Interpretation of the verdict in the Islamic context
To understand the popular claims and interpretations used by the masses to either condemn or appreciate the conviction of marital rape I talked to multiple scholars including Mufti Mohammad Sohail Ahmad who is an MPhil in Usool-e-Din (Principles of Religion) from International Islamic University, Islamabad, now serving in Nottingham, UK. He delineated the basic principles as laid by the main text of the Qur’an: In Islamic schools of thought, there are two ways to go about it: Hadd and Tazir.
Hadd is equivalent to a death sentence, implying that strict action needs to be taken for the severity of the crime. Tazir on the other hand is a punishment for an offence that is culpable, and this is to be decided by the ruler or a judge according to the severity of the crime. It is strongly impermissible for a man to have sexual intercourse with his wife when she is menstruating. The other thing that is frowned upon by the laws of Islam is sodomy or unnatural sex- a crime strongly punishable by Islam.
Three-quarters of Islamic schools of thought consider Hadd to be implemented in cases of sodomy.
The other scholar I consulted was Dr. Fazal-e-Hannan who is a PhD from Punjab University, Lahore and is serving as Sheik-ul-Hadith in Jamia Nazamia, Lahore. The unanimous response lays out the condemnation of the act of sodomy and applause for the verdict of the court. “It is good precedent set by the court,” Mufti Sohil Ahmad asserted, “making most of the latest medical and technological advancement to identify these crimes is a welcome change in Pakistan.”
As for the fact of a man forcing himself over his wife and inflicting pain upon her, they agreed that it is liable for a punishment. Islam stresses that husbands ought to be kind and considerate about the emotional, mental, and physical state of the wife. Allah says, “and live with them in kindness” [Quran 4:19] It is even stressed by the Prophet (SAW) as he said: “Be kind to your wives.” [Al-Bukhari and Muslim].
Javed Ahmed Ghamidi, in one of his lectures, emphasized that the relationship of a husband and wife is mutual and there is no other opinion about it.
However, the bottom line is that there are protocols of Islam that need to be followed for sexual intimacy. If violated, then needs to be dealt with accordingly.
Repudiation of implied consent theory
Advocate Nimra Arshad in her explainer describes that many people use religion to describe their chauvinistic views about the concept of marital rape whereas Islam is the same religion which provides women the protection, kindness and care they deserve in a marriage and if that is not given, there is a reasonable exit available too.
Pakistan’s law is essentially an extension of British law as proposed by Sir Matthew Hale who believed that a marriage perpetually gives man consent to treat his wife as a property. This implied consent theory is long been amended in the UK under Sexual Offences Act 2003 where spousal rape now falls under sexual assault, but the remnants of that law are very much intact in our country.

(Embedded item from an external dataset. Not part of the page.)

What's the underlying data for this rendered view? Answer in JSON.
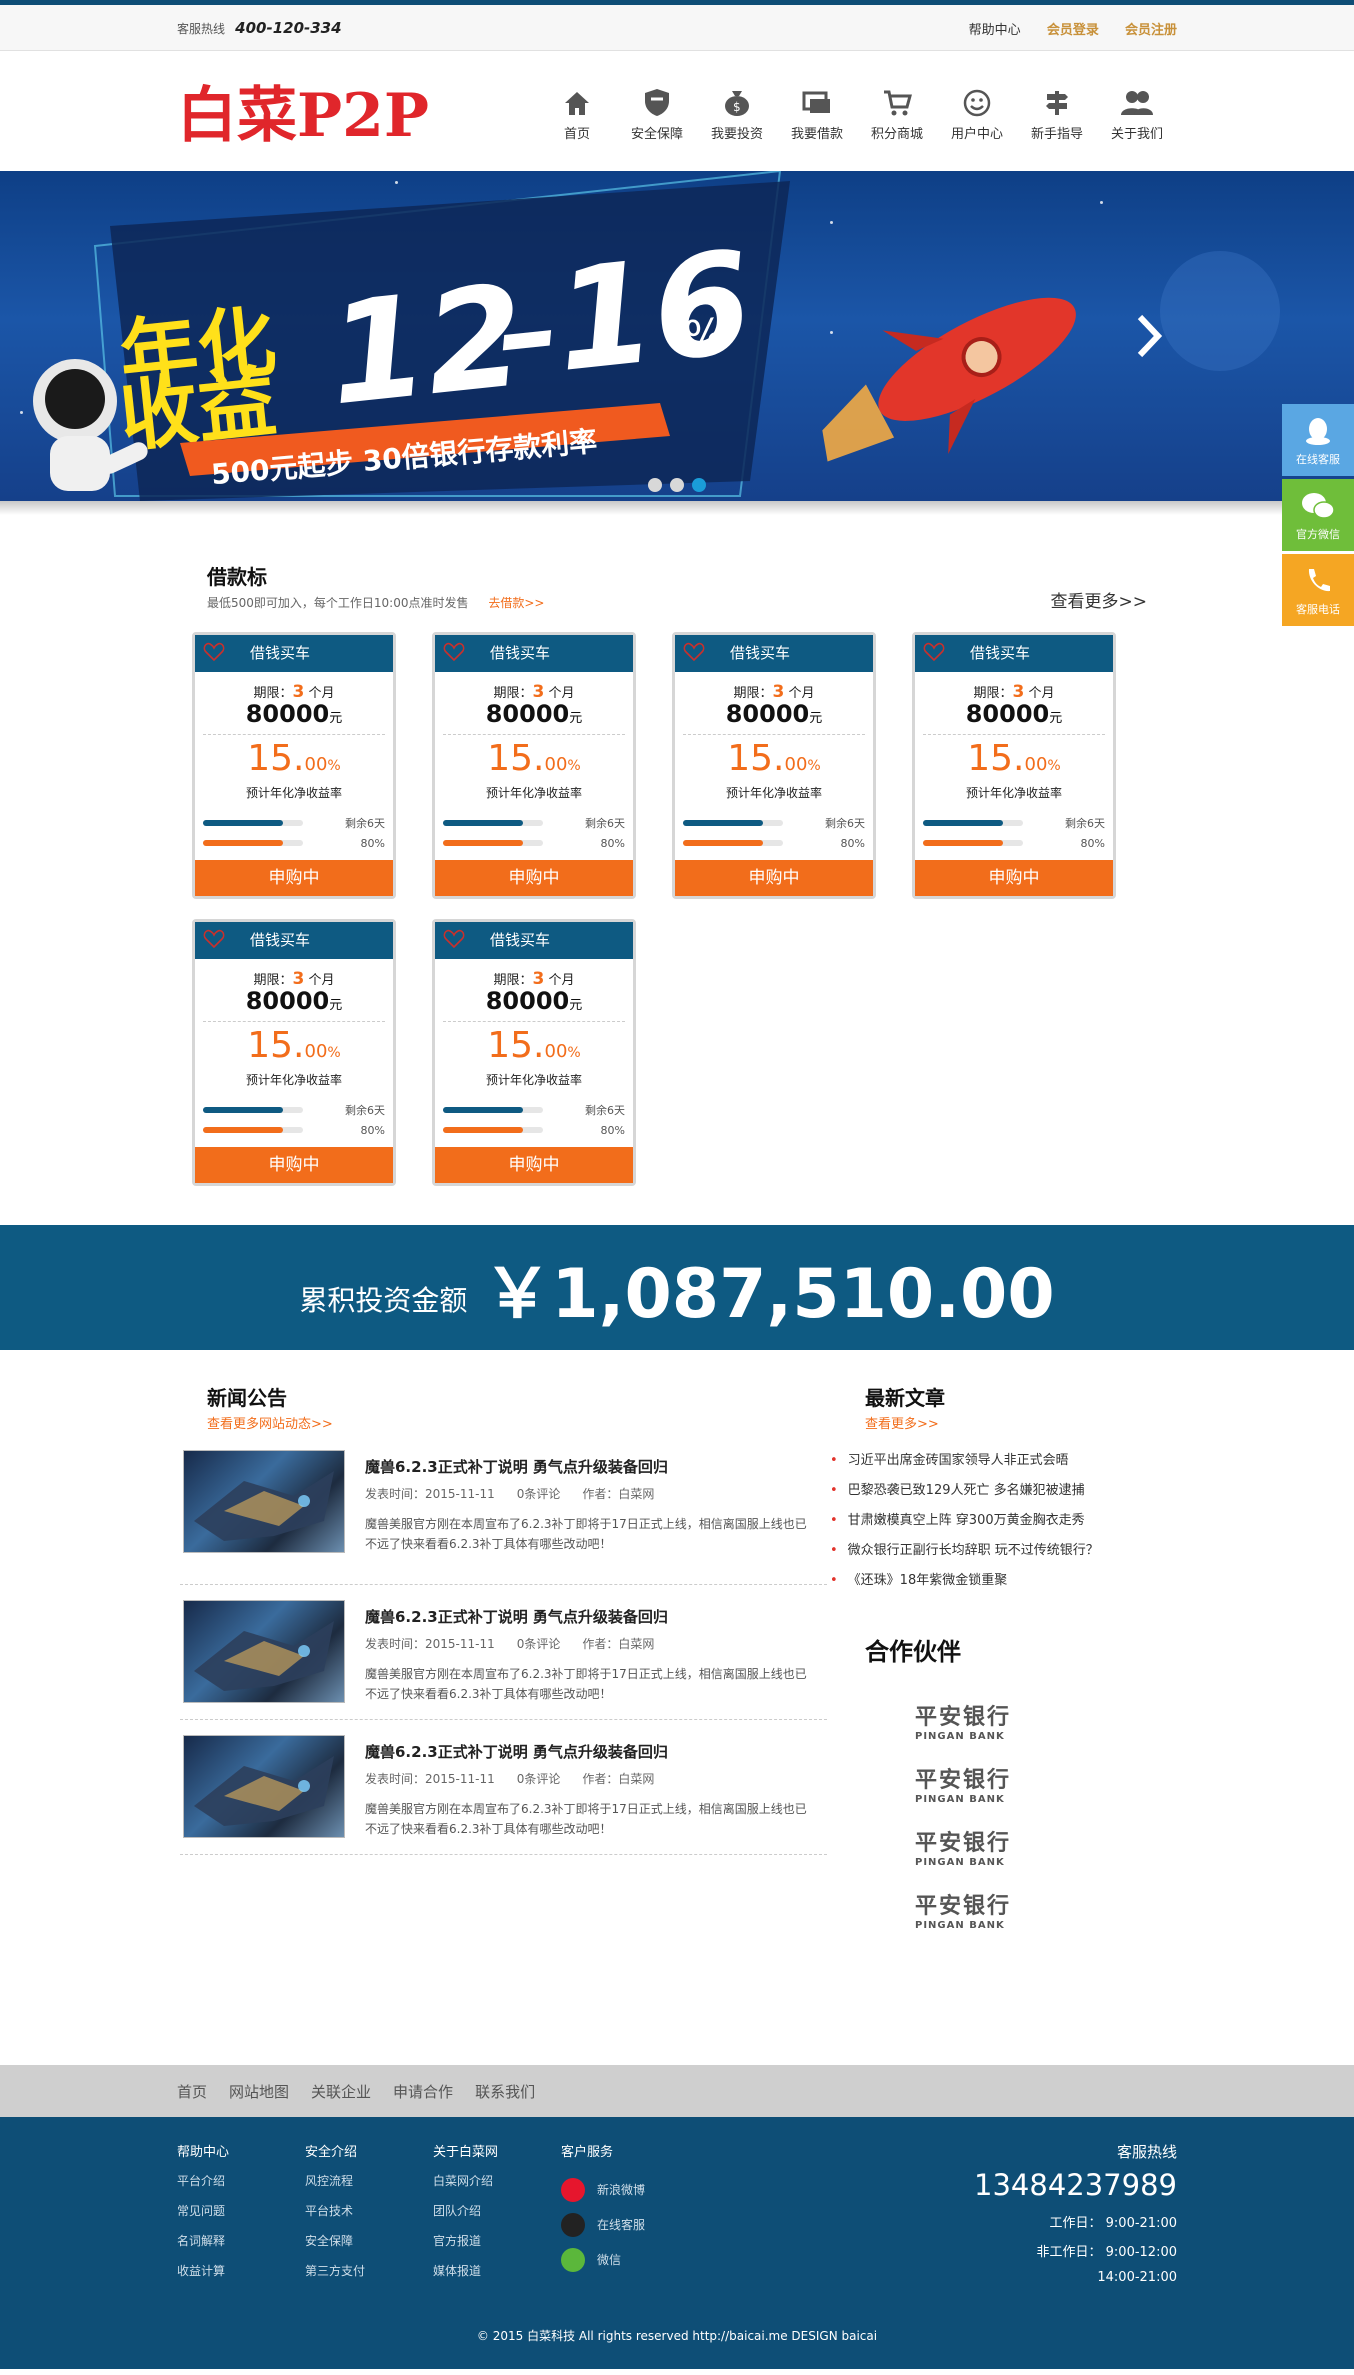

Sher Bano has paved the way for women to not submit to unjust and violent behaviour in the name of marriage. This case also highlights the importance of support of the family which makes a woman invincible, especially in a society like ours. As much as raising awareness is the duty of the state, it is equally a compulsion for it to ensure the safety of citizens by making pertinent, pragmatic, and bold laws. Not recognizing marital rape as the highest form of intimate partner violence is a fact that remains in place till today.